CLYDE DUNBAR HARRIS. Prominent among the best citizens of Dongola, and a man who possesses the esteem and good-will of all who come in contact with him is Clyde Dunbar Harris, superintendent of the Dongola Public Schools. He has occupied that responsible position but a short time, but in the months that have elapsed since he became the incumbent of the important office he is so successfully filling, he has found favor with his fellow citizens, and is conducting his work in fullest confidence of the support and loyalty of the entire community.
Clyde Dunbar Harris is the son of Frank R. Harris, a native of Union county, and a former teacher. He died in 1894. His mother is Minnie Lane Montgomery, the daughter of Dr. E. L. Montgomery, who settled in Union county in 1866. He came thence from Louisiana where he was a slave owner before the war, being the possessor of fifty-five slaves, who worked a large plantation for him. Dr. Montgomery served in the Confederate army as a cavalryman during the war. He fought valiantly for the cause of the south, giving of his substance freely, and at the close of the war he found himself to be
financially ruined. His father was an itinerant Presbyterian minister who helped to spread the gospel among the early settlers and among the Indians of Louisiana and Mississippi.

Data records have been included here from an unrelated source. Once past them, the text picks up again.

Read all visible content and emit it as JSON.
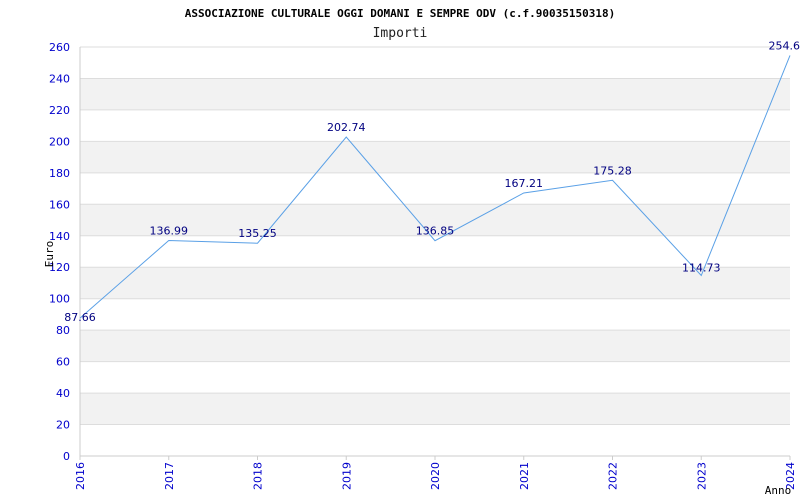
{
  "chart_data": {
    "type": "line",
    "title": "ASSOCIAZIONE CULTURALE OGGI DOMANI E SEMPRE ODV (c.f.90035150318)",
    "subtitle": "Importi",
    "xlabel": "Anno",
    "ylabel": "Euro",
    "x": [
      "2016",
      "2017",
      "2018",
      "2019",
      "2020",
      "2021",
      "2022",
      "2023",
      "2024"
    ],
    "series": [
      {
        "values": [
          87.66,
          136.99,
          135.25,
          202.74,
          136.85,
          167.21,
          175.28,
          114.73,
          254.6
        ],
        "labels": [
          "87.66",
          "136.99",
          "135.25",
          "202.74",
          "136.85",
          "167.21",
          "175.28",
          "114.73",
          "254.6"
        ]
      }
    ],
    "ylim": [
      0,
      260
    ],
    "yticks": [
      0,
      20,
      40,
      60,
      80,
      100,
      120,
      140,
      160,
      180,
      200,
      220,
      240,
      260
    ],
    "grid": "horizontal alternating bands",
    "colors": {
      "line": "#5aa0e6",
      "band": "#f2f2f2",
      "grid": "#dddddd",
      "tick_text": "#0000cc",
      "label_text": "#000080"
    }
  }
}
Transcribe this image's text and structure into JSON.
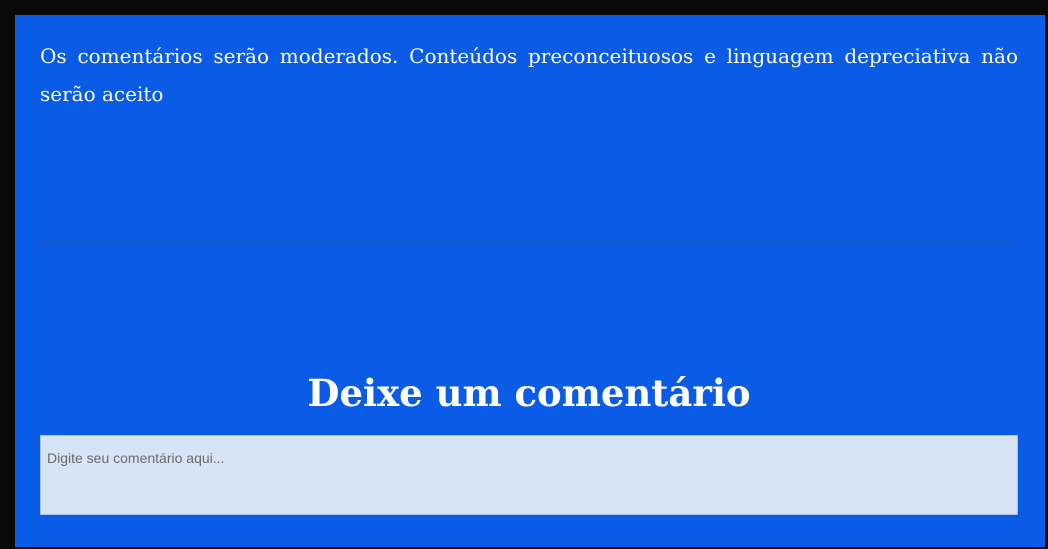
{
  "notice": {
    "text": "Os comentários serão moderados. Conteúdos preconceituosos e linguagem depreciativa não serão aceito"
  },
  "comment_section": {
    "heading": "Deixe um comentário",
    "input": {
      "value": "",
      "placeholder": "Digite seu comentário aqui..."
    }
  },
  "colors": {
    "panel_background": "#0a5ce6",
    "text": "#ffffff",
    "input_background": "#d6e4f6",
    "outer_border": "#0a0a0a"
  }
}
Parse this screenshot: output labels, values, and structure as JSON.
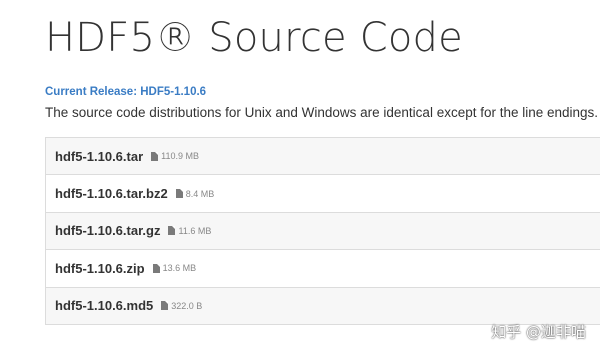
{
  "title": "HDF5® Source Code",
  "release_label": "Current Release: HDF5-1.10.6",
  "description": "The source code distributions for Unix and Windows are identical except for the line endings.",
  "files": [
    {
      "name": "hdf5-1.10.6.tar",
      "size": "110.9 MB"
    },
    {
      "name": "hdf5-1.10.6.tar.bz2",
      "size": "8.4 MB"
    },
    {
      "name": "hdf5-1.10.6.tar.gz",
      "size": "11.6 MB"
    },
    {
      "name": "hdf5-1.10.6.zip",
      "size": "13.6 MB"
    },
    {
      "name": "hdf5-1.10.6.md5",
      "size": "322.0 B"
    }
  ],
  "watermark": "知乎 @迦非喵",
  "colors": {
    "accent": "#3a7cc4",
    "text": "#333333",
    "row_alt": "#f7f7f7",
    "border": "#dcdcdc"
  },
  "icons": {
    "file": "file-icon"
  }
}
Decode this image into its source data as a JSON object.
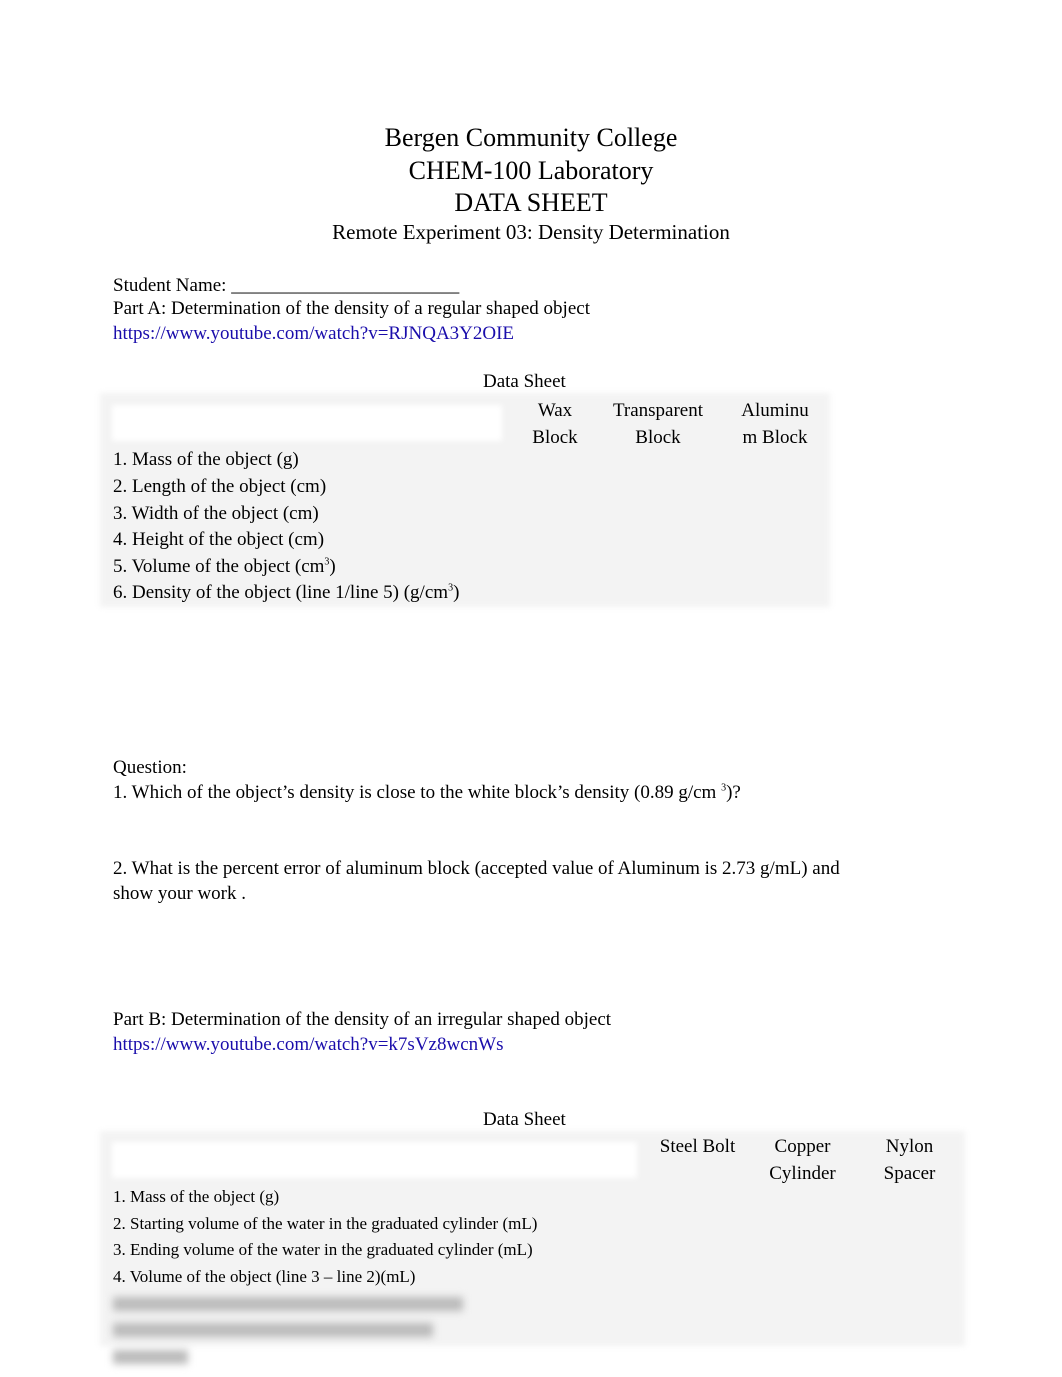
{
  "header": {
    "college": "Bergen Community College",
    "course": "CHEM-100 Laboratory",
    "sheet": "DATA SHEET",
    "experiment": "Remote Experiment 03: Density Determination"
  },
  "student_name": "Student Name: ________________________",
  "part_a": {
    "title": "Part A: Determination of the density of a regular shaped object",
    "link": "https://www.youtube.com/watch?v=RJNQA3Y2OIE",
    "table_title": "Data Sheet",
    "columns": [
      [
        "Wax",
        "Block"
      ],
      [
        "Transparent",
        "Block"
      ],
      [
        "Aluminu",
        "m Block"
      ]
    ],
    "rows": [
      "1. Mass of the object (g)",
      "2. Length of the object (cm)",
      "3. Width of the object (cm)",
      "4. Height of the object (cm)",
      "5. Volume of the object (cm",
      "6. Density of the object (line 1/line 5) (g/cm"
    ],
    "sup": "3"
  },
  "questions": {
    "label": "Question:",
    "q1": "1. Which of the object’s density is close to the white block’s density (0.89 g/cm ",
    "q1_end": ")?",
    "q2a": "2. What is the percent error of aluminum block (accepted value of Aluminum is 2.73 g/mL) and",
    "q2b": "show your work ."
  },
  "part_b": {
    "title": "Part B: Determination of the density of an irregular shaped object",
    "link": "https://www.youtube.com/watch?v=k7sVz8wcnWs",
    "table_title": "Data Sheet",
    "columns": [
      [
        "Steel Bolt",
        ""
      ],
      [
        "Copper",
        "Cylinder"
      ],
      [
        "Nylon",
        "Spacer"
      ]
    ],
    "rows": [
      "1. Mass of the object (g)",
      "2. Starting volume of the water in the graduated cylinder (mL)",
      "3. Ending volume of the water in the graduated cylinder (mL)",
      "4. Volume of the object (line 3 – line 2)(mL)"
    ]
  }
}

Dr. Montgomery studied medicine at Keokuk, Iowa, graduating in 1868, and he practiced his profession at Mill Creek until the time of his death in 1898. His daughter, Minnie Lane Montgomery and the mother of Clyde Dunbar Harris, has been thrice married. Her first husband was William Karraker, and she bore him two sons. Oscar and Charles Karraker. By her second marriage, when she became the wife of Frank R. Harris, she became the mother of a son and daughter; Clyde Dunbar and Grace, the latter dying at the age of nine months. Her third husband was Thomas Jasper Karraker, a well-to-do farmer in the vicinity of Dongola. Two children have been born of this latter union: Oral and Lois.
Clyde Dunbar Harris was born April 15, 1889, on a farm in Union county. He passed through the common schools of his home town and later attended the Southern Illinois Normal University at Carbondale, graduating therefrom in the spring of 1911. In that same year he was elected to the position of superintendent of the Dongola schools. He is ably assisted by a corps of six efficient teachers, and the schools have an enrollment of two hundred and thirty-three pupils. The curriculum of the schools includes a four year high school course, which is up-to-date and thorough in every detail. Mr. Harris has already shown especial ability in his line of work, and a brilliant future for him is freely predicted.